Alyssa Wyvratt riding a camel in Morocco during her Fall 2012 study abroad to Granada, Spain, a photo by LAUSatPSU on Flickr.
I like to travel as much (maybe more) than the next person, but when you're thinking about study abroad program options, think about them in the context of your academic program. Where can you study and take courses related to your major that will provide you with a new and interesting perspective on your field? This is something you will be able to highlight to future employers, reinforcing your interest and commitment to your field of study, while demonstrating your willingness to go a little outside of your comfort zone. Immerse yourself in your host culture through volunteer experiences and internships.
Don't confine your experiences abroad to classes and travel. Get involved in your host community and search for ways to make a contribution. Volunteering or interning abroad will give you a chance to meet people from your host country who may otherwise never cross your path. It gives you a chance to build a network of professional colleagues abroad, which could be very helpful if you're thinking about working abroad in the future. These experiences might be grouped on your resume under an "International Experience" category, or they may be woven into other experience sections. Regardless, they will be of interest to potential employers for their uniqueness. You may have questions about differences in work cultures, hours, processes, or just how and why you sought out such an experience. Make a concerted effort to meet natives from your host country.
There are lots of types of study abroad programs available to Penn State students, so regardless of whether you're studying in a center with other international students or integrated into classes with students from your host country, make an effort to meet and befriend natives from your host country. A native can provide you with insight into the country and culture in a way that few others can. This is something to talk about with potential employers when they ask about your ability to work with people from different cultures or who offer different perspectives. Work on that second language.
If you're studying in a location where a second language is required, take it seriously and work on improving your speaking abilities and learning local expressions and the intricacies of the language, even if the majority of your classes are in English. Even if you don't intend to achieve fluency, you never know when being able to say a few sentences in another language will be useful in the future. Also, working hard on learning a second language says something about your level of motivation and ability to adapt to a new environment. Document your experience.
Methods for documenting and curating your time abroad are ubiquitous. Maybe you want to blog about your experience on a regular basis, including both your challenges and achievements in adjusting to a new culture. Create an e-portfolio where you can include links to any volunteer or intern organizations, post your resume, include notes and links about your progress with language acquisition, or detail a specific project you decided to tackle, either as part of a course requirement or because of your own interests. Thinking about a career in communications? Then find someone working in that field in your host country and conduct an informational interview to learn about the required skills and educational background.
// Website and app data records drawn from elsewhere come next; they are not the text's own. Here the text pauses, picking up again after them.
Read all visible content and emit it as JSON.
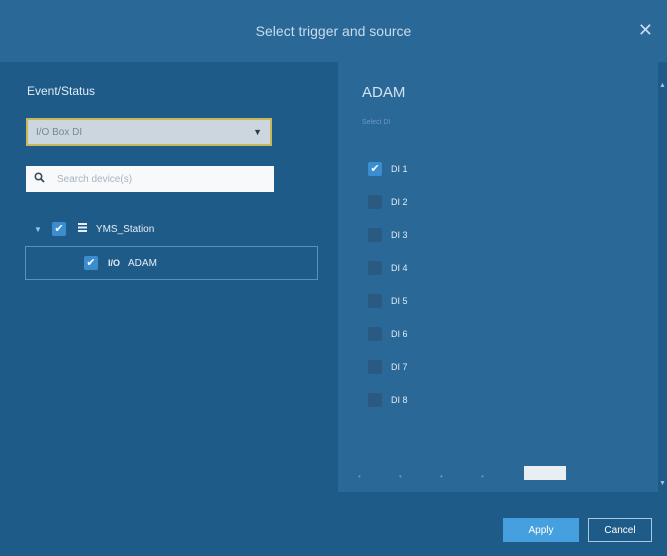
{
  "dialog": {
    "title": "Select trigger and source",
    "close_symbol": "✕"
  },
  "left": {
    "section_label": "Event/Status",
    "dropdown": {
      "value": "I/O Box DI",
      "caret": "▼"
    },
    "search": {
      "placeholder": "Search device(s)"
    },
    "tree": {
      "group": {
        "label": "YMS_Station",
        "checked": true
      },
      "device": {
        "prefix": "I/O",
        "label": "ADAM",
        "checked": true,
        "selected": true
      }
    }
  },
  "right": {
    "device_title": "ADAM",
    "subtitle": "Select DI",
    "inputs": [
      {
        "label": "DI 1",
        "checked": true
      },
      {
        "label": "DI 2",
        "checked": false
      },
      {
        "label": "DI 3",
        "checked": false
      },
      {
        "label": "DI 4",
        "checked": false
      },
      {
        "label": "DI 5",
        "checked": false
      },
      {
        "label": "DI 6",
        "checked": false
      },
      {
        "label": "DI 7",
        "checked": false
      },
      {
        "label": "DI 8",
        "checked": false
      }
    ]
  },
  "footer": {
    "apply_label": "Apply",
    "cancel_label": "Cancel"
  },
  "colors": {
    "background": "#1f5b89",
    "header": "#2a6898",
    "accent_checkbox": "#3a8ed0",
    "apply_button": "#46a0df",
    "dropdown_border": "#c9b85a"
  }
}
Interested in working abroad in the future? Then start researching visa requirements and application standards in that country.
If you're thinking of studying abroad next fall or for the next academic year, Penn State's application deadline is January 20, 2013. You still have time to talk with your Liberal Arts academic adviser, research program options, and meet with an Education Abroad adviser to help you with narrowing down your options. Think studying abroad during the fall semester isn't a good idea? Then read Juliana Viau's post, "Top Five Reasons to Study Abroad in the Fall," to get a different perspective. If you're looking for other first-hand perspectives on study abroad, check out the Education Abroad category on the LAUS@PSU blog to read about Liberal Arts students' international experiences. To learn more about becoming a contributor of our blog, email LASocialMedia@psu.edu.
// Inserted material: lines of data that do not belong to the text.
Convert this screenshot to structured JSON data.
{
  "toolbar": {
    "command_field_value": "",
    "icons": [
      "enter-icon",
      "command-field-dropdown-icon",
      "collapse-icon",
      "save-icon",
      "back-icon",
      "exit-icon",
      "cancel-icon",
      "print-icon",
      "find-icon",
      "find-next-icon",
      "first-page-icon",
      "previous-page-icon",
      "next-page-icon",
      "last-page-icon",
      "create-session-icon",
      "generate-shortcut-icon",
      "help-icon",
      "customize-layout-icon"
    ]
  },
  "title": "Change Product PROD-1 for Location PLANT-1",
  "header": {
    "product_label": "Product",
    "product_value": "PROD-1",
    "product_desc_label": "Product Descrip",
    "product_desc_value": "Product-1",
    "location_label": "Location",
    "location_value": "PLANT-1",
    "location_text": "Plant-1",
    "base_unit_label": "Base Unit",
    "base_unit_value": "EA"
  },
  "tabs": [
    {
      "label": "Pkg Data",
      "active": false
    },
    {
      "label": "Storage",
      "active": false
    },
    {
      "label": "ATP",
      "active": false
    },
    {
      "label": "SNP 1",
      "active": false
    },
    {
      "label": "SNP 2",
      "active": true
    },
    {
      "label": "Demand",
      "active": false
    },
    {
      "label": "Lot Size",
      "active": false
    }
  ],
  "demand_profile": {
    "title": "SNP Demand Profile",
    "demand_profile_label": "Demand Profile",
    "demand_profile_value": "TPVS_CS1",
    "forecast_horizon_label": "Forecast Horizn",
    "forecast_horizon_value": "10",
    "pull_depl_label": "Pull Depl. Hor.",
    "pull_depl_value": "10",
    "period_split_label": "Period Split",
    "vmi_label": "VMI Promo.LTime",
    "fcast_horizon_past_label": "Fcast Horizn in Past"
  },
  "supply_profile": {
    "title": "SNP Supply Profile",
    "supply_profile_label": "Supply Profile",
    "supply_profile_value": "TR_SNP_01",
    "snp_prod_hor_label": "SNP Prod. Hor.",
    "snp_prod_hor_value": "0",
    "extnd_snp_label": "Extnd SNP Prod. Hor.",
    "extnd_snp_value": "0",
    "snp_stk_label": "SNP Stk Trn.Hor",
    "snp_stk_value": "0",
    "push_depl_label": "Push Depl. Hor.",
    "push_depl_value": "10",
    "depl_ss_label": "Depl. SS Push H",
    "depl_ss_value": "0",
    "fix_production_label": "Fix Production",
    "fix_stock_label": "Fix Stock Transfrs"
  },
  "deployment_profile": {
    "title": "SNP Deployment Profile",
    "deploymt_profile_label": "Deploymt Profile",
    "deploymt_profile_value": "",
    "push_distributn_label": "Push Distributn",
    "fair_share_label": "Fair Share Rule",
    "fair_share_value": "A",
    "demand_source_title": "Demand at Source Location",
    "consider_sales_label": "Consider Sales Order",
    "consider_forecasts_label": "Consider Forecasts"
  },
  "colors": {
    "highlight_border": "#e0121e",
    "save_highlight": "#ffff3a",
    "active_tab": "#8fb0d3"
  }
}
P.S. Worried about how you can afford to study abroad? Check out the Ed Abroad advice on keeping your experience affordable, and be sure to apply for Liberal Arts Enrichment Funds!
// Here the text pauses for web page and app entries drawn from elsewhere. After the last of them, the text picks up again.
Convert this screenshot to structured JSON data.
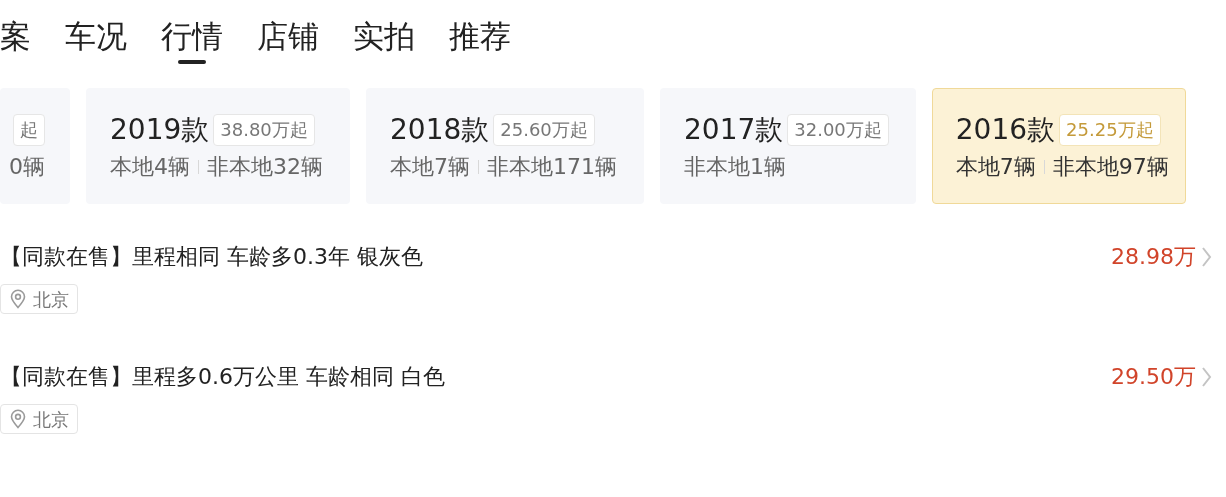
{
  "tabs": [
    {
      "label": "案",
      "selected": false
    },
    {
      "label": "车况",
      "selected": false
    },
    {
      "label": "行情",
      "selected": true
    },
    {
      "label": "店铺",
      "selected": false
    },
    {
      "label": "实拍",
      "selected": false
    },
    {
      "label": "推荐",
      "selected": false
    }
  ],
  "model_years": [
    {
      "price": "起",
      "counts": [
        "0辆"
      ],
      "selected": false
    },
    {
      "year": "2019款",
      "price": "38.80万起",
      "counts": [
        "本地4辆",
        "非本地32辆"
      ],
      "selected": false
    },
    {
      "year": "2018款",
      "price": "25.60万起",
      "counts": [
        "本地7辆",
        "非本地171辆"
      ],
      "selected": false
    },
    {
      "year": "2017款",
      "price": "32.00万起",
      "counts": [
        "非本地1辆"
      ],
      "selected": false
    },
    {
      "year": "2016款",
      "price": "25.25万起",
      "counts": [
        "本地7辆",
        "非本地97辆"
      ],
      "selected": true
    }
  ],
  "listings": [
    {
      "title": "【同款在售】里程相同 车龄多0.3年 银灰色",
      "location": "北京",
      "price": "28.98万"
    },
    {
      "title": "【同款在售】里程多0.6万公里 车龄相同 白色",
      "location": "北京",
      "price": "29.50万"
    }
  ]
}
Susan Knell is the director of the Liberal Arts Career Enrichment Network and can be reached via email at firstname.lastname@example.org or by phone at 814-865-1070.